_Your goal_. Each line below that includes the word "Firma" adds one to the count; give that count and nothing else.
_____
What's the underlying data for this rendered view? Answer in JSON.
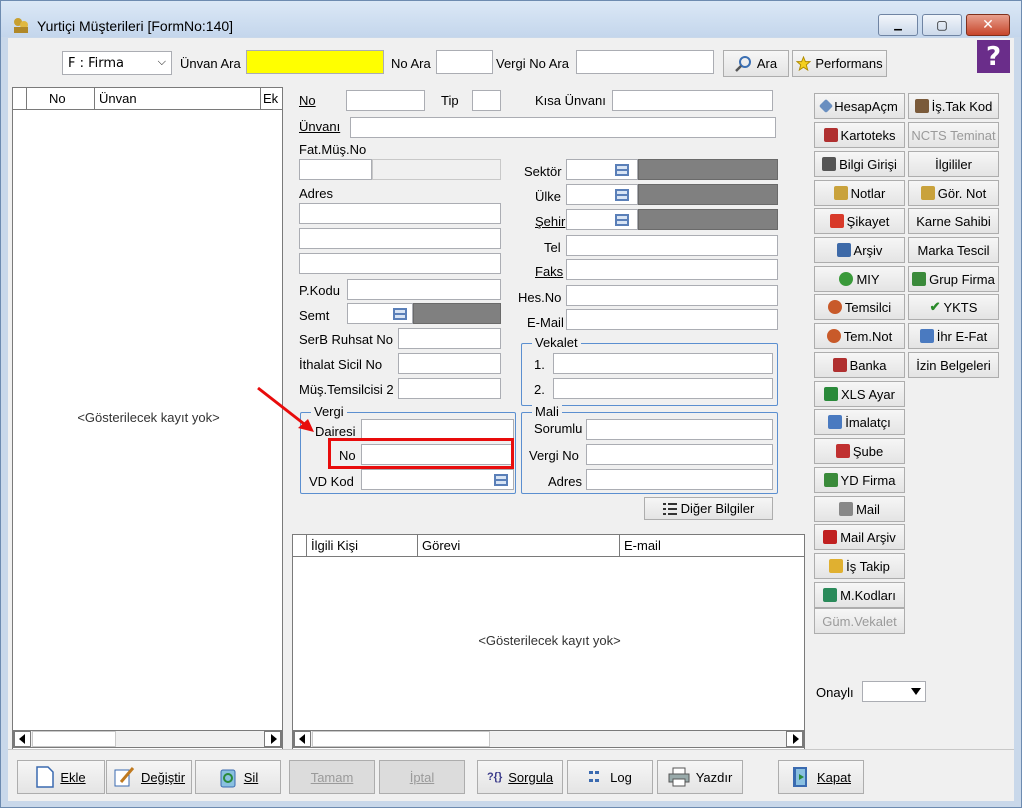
{
  "window": {
    "title": "Yurtiçi Müşterileri [FormNo:140]",
    "minimize_symbol": "▁",
    "maximize_symbol": "▢",
    "close_symbol": "✕"
  },
  "search": {
    "type_select": "F : Firma",
    "unvan_ara_label": "Ünvan Ara",
    "unvan_ara_value": "",
    "no_ara_label": "No Ara",
    "no_ara_value": "",
    "vergi_no_ara_label": "Vergi No Ara",
    "vergi_no_ara_value": "",
    "ara_button": "Ara",
    "performans_button": "Performans",
    "help_symbol": "?"
  },
  "list_grid": {
    "columns": [
      "No",
      "Ünvan",
      "Ek"
    ],
    "empty_text": "<Gösterilecek kayıt yok>"
  },
  "form": {
    "no_label": "No",
    "no_value": "",
    "tip_label": "Tip",
    "tip_value": "",
    "kisa_unvani_label": "Kısa Ünvanı",
    "kisa_unvani_value": "",
    "unvani_label": "Ünvanı",
    "unvani_value": "",
    "fat_mus_no_label": "Fat.Müş.No",
    "adres_label": "Adres",
    "pkodu_label": "P.Kodu",
    "semt_label": "Semt",
    "serb_ruhsat_label": "SerB Ruhsat No",
    "ithalat_sicil_label": "İthalat Sicil No",
    "mus_temsilcisi2_label": "Müş.Temsilcisi 2",
    "sektor_label": "Sektör",
    "ulke_label": "Ülke",
    "sehir_label": "Şehir",
    "tel_label": "Tel",
    "faks_label": "Faks",
    "hes_no_label": "Hes.No",
    "email_label": "E-Mail",
    "vekalet_group": "Vekalet",
    "vekalet_1": "1.",
    "vekalet_2": "2.",
    "vergi_group": "Vergi",
    "vergi_dairesi_label": "Dairesi",
    "vergi_no_label": "No",
    "vd_kod_label": "VD Kod",
    "mali_group": "Mali",
    "mali_sorumlu_label": "Sorumlu",
    "mali_vergi_no_label": "Vergi No",
    "mali_adres_label": "Adres",
    "diger_bilgiler_button": "Diğer Bilgiler"
  },
  "contacts_grid": {
    "columns": [
      "İlgili Kişi",
      "Görevi",
      "E-mail"
    ],
    "empty_text": "<Gösterilecek kayıt yok>"
  },
  "side_buttons": {
    "col1": [
      "HesapAçm",
      "Kartoteks",
      "Bilgi Girişi",
      "Notlar",
      "Şikayet",
      "Arşiv",
      "MIY",
      "Temsilci",
      "Tem.Not",
      "Banka",
      "XLS Ayar",
      "İmalatçı",
      "Şube",
      "YD Firma",
      "Mail",
      "Mail Arşiv",
      "İş Takip",
      "M.Kodları",
      "Güm.Vekalet"
    ],
    "col2": [
      "İş.Tak Kod",
      "NCTS Teminat",
      "İlgililer",
      "Gör. Not",
      "Karne Sahibi",
      "Marka Tescil",
      "Grup Firma",
      "YKTS",
      "İhr E-Fat",
      "İzin Belgeleri"
    ],
    "onayli_label": "Onaylı",
    "onayli_value": ""
  },
  "bottom_buttons": {
    "ekle": "Ekle",
    "degistir": "Değiştir",
    "sil": "Sil",
    "tamam": "Tamam",
    "iptal": "İptal",
    "sorgula": "Sorgula",
    "log": "Log",
    "yazdir": "Yazdır",
    "kapat": "Kapat"
  },
  "colors": {
    "highlight_input": "#ffff00",
    "annotation_red": "#e80c0c",
    "group_border": "#5b8fd0"
  }
}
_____
_Result of the task_. 3